A short nap on the flight is, perhaps, the only way you relax on a Sunday when you are a prime minister of a country like India; and a weekend with a luxury to watch an old Hrishikesh Mukherjee movie and listen to some soothing classic old numbers, with a cup of coffee, is certainly a distant dream.
A close look at Prime Minister Narendra Modi’s itinerary in the next few days makes it clear; it's a gruelling job.
When the PM lands at Varanasi’s Lal Bahadur Shastri Airport on the evening of 21 February, he would have just stepped into the fifth state in a day, having covered a distance of almost 2,800 kms (Delhi-Raipur-Bargarh-Kolkata-Varanasi) that includes eight hours either by plane or chopper and 3.5 hours on the road.
A six hour-long programme will be waiting for the Prime Minister with thousands of people waiting to meet him.
His visits to Chhattisgarh, Odisha and West Bengal are packed with seven programmes where he will interact with people from different walks of life. If as planned, he launches the National Rurban Mission in Chhattisgarh, then he will also attend a programme on providing housing, and inaugurate a human resource development centre and a centre for child health care in the state.
In Odisha, the rally he will address will be more political then the preceding ones; which means it will extract more energy from the Prime Minister. In Kolkata, the focus will be the centenary celebrations of the Math. From service to spirituality, health to housing and from rural infrastructure to HRD, the Prime Minister’s schedule will cover it all.
In each of these programmes, the prime minister will speak extempore. And yet, every speech is expected to have a different flavour and perspective on governance and policy making.
With so much energy, it is natural to ask what will the Prime Minister eat during this trip to keep him going? There are no fancy lunches and dinners in the programme; infact far from it. All his meals will be on board his aircraft: he'll have breakfast while on the way to Raipur and dinner on the way from Kolkata to Varanasi.
Meanwhile, he will have his lunch while riding a helicopter from Kurubhat in Chhattisgarh to Bargarh in Odisha. Anyone who has travelled in these helicopters can tell you it is not an easy ride.
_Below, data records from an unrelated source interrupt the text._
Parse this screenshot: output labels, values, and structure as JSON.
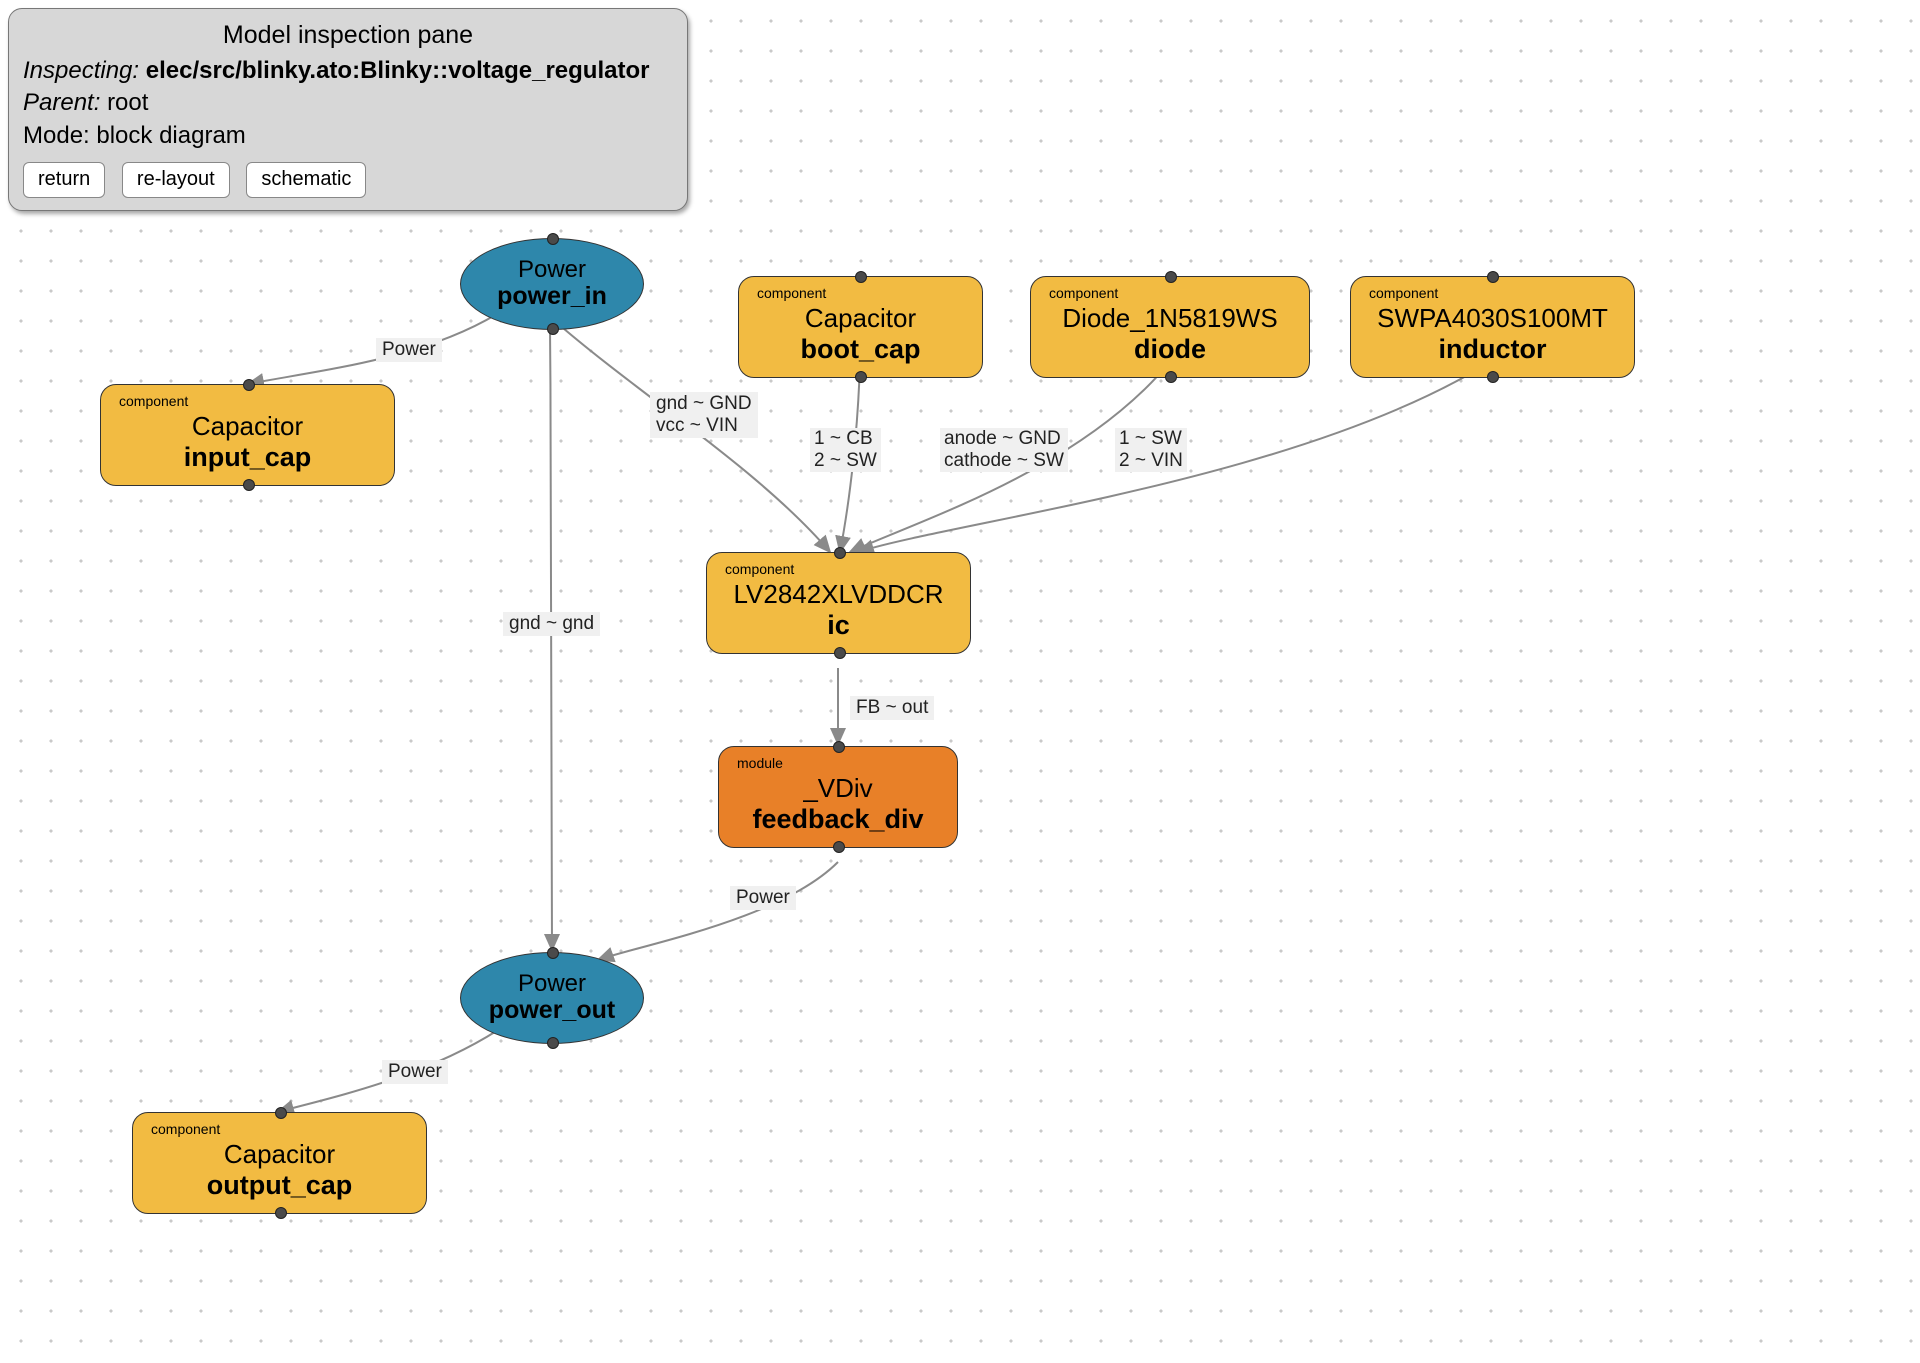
{
  "pane": {
    "title": "Model inspection pane",
    "inspecting_label": "Inspecting:",
    "inspecting_value": "elec/src/blinky.ato:Blinky::voltage_regulator",
    "parent_label": "Parent:",
    "parent_value": "root",
    "mode_label": "Mode:",
    "mode_value": "block diagram",
    "buttons": {
      "return": "return",
      "relayout": "re-layout",
      "schematic": "schematic"
    }
  },
  "nodes": {
    "power_in": {
      "type": "Power",
      "name": "power_in"
    },
    "power_out": {
      "type": "Power",
      "name": "power_out"
    },
    "input_cap": {
      "tag": "component",
      "type": "Capacitor",
      "name": "input_cap"
    },
    "boot_cap": {
      "tag": "component",
      "type": "Capacitor",
      "name": "boot_cap"
    },
    "diode": {
      "tag": "component",
      "type": "Diode_1N5819WS",
      "name": "diode"
    },
    "inductor": {
      "tag": "component",
      "type": "SWPA4030S100MT",
      "name": "inductor"
    },
    "ic": {
      "tag": "component",
      "type": "LV2842XLVDDCR",
      "name": "ic"
    },
    "feedback_div": {
      "tag": "module",
      "type": "_VDiv",
      "name": "feedback_div"
    },
    "output_cap": {
      "tag": "component",
      "type": "Capacitor",
      "name": "output_cap"
    }
  },
  "edge_labels": {
    "power_to_input_cap": "Power",
    "power_in_to_ic": "gnd ~ GND\nvcc ~ VIN",
    "gnd_gnd": "gnd ~ gnd",
    "boot_to_ic": "1 ~ CB\n2 ~ SW",
    "diode_to_ic": "anode ~ GND\ncathode ~ SW",
    "inductor_to_ic": "1 ~ SW\n2 ~ VIN",
    "ic_to_fb": "FB ~ out",
    "fb_to_out_power": "Power",
    "out_to_output_cap": "Power"
  }
}
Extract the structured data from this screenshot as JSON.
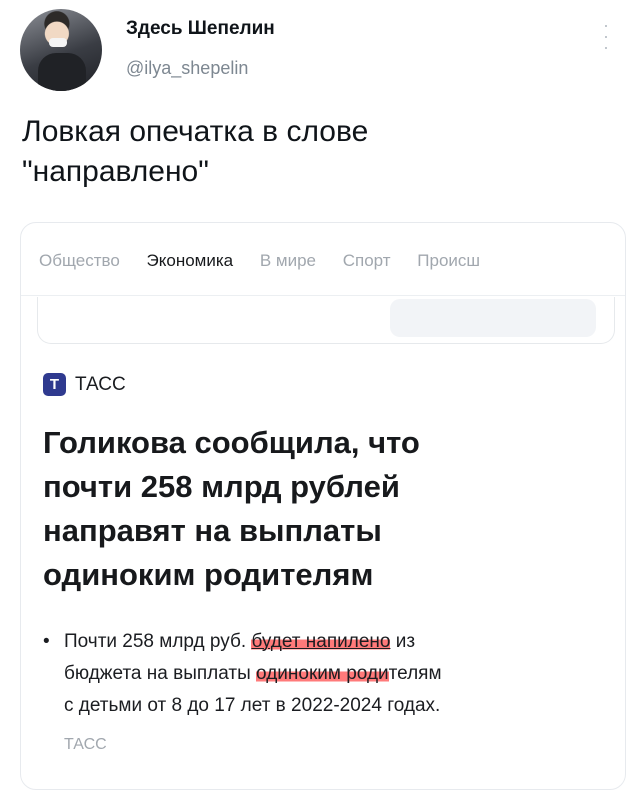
{
  "tweet": {
    "author_name": "Здесь Шепелин",
    "author_handle": "@ilya_shepelin",
    "text_line1": "Ловкая опечатка в слове",
    "text_line2": "\"направлено\"",
    "more_icon": "more-vertical-icon"
  },
  "card": {
    "tabs": [
      "Общество",
      "Экономика",
      "В мире",
      "Спорт",
      "Происш"
    ],
    "active_tab": "Экономика",
    "source": {
      "logo_letter": "Т",
      "name": "ТАСС"
    },
    "headline_lines": [
      "Голикова сообщила, что",
      "почти 258 млрд рублей",
      "направят на выплаты",
      "одиноким родителям"
    ],
    "bullet": {
      "l1_pre": "Почти 258 млрд руб. ",
      "l1_hl": "будет напилено",
      "l1_post": " из",
      "l2_pre": "бюджета на выплаты ",
      "l2_hl": "одиноким роди",
      "l2_post": "телям",
      "l3": "с детьми от 8 до 17 лет в 2022-2024 годах."
    },
    "bullet_source": "ТАСС"
  },
  "colors": {
    "highlight": "#ff5454",
    "tass_logo": "#2f3a8f",
    "muted": "#a1a7ae"
  }
}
In the midst of all this air travel and car trips, the Prime Minister will meet several people, including officials and dignitaries. Official briefing meetings will continue on the flight on every leg of the tour and later when he reaches Varanasi.
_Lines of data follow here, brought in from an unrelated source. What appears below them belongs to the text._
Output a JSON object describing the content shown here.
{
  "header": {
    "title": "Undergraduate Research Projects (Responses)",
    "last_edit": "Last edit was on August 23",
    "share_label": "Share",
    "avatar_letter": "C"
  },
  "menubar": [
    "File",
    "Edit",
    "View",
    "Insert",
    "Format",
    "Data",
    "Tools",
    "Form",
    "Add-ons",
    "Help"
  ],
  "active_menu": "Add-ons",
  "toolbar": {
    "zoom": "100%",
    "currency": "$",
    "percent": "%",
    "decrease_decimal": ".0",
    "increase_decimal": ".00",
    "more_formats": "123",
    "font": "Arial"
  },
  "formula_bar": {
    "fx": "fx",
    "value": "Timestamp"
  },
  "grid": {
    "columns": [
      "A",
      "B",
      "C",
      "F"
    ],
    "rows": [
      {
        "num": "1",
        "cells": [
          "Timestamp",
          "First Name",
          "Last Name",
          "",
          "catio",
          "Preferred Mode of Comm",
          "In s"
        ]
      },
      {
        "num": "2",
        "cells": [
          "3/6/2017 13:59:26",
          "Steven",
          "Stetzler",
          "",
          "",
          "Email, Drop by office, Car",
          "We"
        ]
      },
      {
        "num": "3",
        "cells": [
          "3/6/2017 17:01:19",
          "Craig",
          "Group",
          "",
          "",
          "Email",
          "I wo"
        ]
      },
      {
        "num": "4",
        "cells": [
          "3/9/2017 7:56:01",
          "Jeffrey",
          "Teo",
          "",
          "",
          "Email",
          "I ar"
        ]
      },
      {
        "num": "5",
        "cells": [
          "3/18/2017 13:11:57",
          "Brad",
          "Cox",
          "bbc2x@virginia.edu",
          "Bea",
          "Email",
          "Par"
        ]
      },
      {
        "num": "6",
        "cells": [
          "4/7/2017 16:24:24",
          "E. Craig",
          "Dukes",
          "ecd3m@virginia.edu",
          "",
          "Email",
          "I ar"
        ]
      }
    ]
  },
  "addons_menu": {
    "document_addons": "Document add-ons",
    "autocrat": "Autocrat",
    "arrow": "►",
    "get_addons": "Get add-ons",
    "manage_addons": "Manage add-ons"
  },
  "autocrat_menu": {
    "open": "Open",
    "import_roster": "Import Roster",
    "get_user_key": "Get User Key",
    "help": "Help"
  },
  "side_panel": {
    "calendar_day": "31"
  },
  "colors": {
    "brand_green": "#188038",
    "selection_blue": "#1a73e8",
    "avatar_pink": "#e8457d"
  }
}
Wherever possible, the Prime Minister will also attend to important paperwork. Boxes of files will travel with him on the plane.
All these programmes and travelling happens on a Sunday, conventionally a day of rest, even in the power corridors of the government. But there is no relaxation for Narendra Modi.
On 22 February in Varanasi, the Prime Minister will meet constituents and be part of the centenary year convocation of the BHU. He returns to Delhi that afternoon to attend to his evening programmes and file work, and to get ready for the next day.